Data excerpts
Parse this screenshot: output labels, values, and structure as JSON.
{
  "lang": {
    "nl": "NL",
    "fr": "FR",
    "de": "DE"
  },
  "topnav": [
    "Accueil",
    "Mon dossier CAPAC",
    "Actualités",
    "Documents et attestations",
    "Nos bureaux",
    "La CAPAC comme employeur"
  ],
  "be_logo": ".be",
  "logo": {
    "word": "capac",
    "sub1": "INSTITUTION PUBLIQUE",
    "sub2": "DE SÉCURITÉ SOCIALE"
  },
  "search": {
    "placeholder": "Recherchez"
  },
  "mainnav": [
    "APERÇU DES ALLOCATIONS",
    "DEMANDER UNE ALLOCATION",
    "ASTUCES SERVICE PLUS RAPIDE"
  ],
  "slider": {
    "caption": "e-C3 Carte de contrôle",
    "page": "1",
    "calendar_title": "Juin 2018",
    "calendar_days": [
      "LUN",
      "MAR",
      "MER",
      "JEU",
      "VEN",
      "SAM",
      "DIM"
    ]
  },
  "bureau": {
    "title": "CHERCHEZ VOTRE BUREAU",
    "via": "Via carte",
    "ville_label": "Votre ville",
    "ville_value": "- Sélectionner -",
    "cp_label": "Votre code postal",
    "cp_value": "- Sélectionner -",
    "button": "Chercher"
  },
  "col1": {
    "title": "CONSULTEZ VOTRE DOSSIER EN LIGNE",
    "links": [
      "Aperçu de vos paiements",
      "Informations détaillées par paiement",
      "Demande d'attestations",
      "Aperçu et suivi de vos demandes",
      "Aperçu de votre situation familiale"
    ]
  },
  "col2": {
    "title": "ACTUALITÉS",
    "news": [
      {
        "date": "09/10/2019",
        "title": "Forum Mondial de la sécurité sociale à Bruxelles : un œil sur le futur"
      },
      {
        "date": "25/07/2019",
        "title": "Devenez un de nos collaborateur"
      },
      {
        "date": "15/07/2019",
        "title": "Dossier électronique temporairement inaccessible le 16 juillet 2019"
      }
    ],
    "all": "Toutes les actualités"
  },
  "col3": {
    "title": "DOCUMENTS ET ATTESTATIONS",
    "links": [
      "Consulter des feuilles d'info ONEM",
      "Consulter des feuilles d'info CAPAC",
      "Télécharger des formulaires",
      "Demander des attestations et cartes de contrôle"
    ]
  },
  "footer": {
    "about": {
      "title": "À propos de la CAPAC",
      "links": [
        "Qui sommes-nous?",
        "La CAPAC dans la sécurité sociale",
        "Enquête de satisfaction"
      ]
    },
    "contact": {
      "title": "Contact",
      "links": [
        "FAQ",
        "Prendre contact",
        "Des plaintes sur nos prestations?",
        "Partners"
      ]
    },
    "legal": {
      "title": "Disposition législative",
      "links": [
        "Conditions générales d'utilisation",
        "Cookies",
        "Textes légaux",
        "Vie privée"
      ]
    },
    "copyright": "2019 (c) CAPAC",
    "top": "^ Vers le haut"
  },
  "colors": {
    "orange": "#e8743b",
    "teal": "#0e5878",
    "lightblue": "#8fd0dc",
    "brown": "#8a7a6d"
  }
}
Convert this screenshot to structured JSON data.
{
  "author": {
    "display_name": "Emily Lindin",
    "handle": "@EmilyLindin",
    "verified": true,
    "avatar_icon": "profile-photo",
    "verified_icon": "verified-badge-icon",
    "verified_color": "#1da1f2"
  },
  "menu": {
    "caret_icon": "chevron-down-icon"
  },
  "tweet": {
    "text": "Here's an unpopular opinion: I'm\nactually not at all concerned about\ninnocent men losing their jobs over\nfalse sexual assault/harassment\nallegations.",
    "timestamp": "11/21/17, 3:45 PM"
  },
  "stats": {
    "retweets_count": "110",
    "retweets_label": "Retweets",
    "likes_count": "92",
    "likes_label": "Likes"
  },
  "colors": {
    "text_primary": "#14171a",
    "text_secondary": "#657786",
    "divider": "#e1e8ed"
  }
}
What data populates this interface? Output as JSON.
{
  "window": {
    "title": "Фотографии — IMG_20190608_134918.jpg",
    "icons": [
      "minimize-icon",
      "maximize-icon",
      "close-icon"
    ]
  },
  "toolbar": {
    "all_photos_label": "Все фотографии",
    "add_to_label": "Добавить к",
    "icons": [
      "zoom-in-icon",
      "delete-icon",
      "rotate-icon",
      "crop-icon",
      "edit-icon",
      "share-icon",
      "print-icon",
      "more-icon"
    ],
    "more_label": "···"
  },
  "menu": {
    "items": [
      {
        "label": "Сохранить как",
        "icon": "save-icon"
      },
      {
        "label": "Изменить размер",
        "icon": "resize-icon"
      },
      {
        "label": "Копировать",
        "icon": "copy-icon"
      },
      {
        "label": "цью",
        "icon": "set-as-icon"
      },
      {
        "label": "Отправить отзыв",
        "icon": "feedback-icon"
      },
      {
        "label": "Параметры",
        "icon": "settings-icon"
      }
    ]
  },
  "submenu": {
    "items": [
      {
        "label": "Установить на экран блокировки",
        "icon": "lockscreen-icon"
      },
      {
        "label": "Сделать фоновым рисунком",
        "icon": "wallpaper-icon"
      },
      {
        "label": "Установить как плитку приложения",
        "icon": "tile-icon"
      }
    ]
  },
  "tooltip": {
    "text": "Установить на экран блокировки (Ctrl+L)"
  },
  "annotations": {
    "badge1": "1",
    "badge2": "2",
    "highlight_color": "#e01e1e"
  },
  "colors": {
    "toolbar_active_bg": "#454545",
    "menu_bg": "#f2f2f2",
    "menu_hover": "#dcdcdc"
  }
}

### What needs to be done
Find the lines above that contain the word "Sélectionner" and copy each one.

### Finished exercise
    "ville_value": "- Sélectionner -",
    "cp_value": "- Sélectionner -",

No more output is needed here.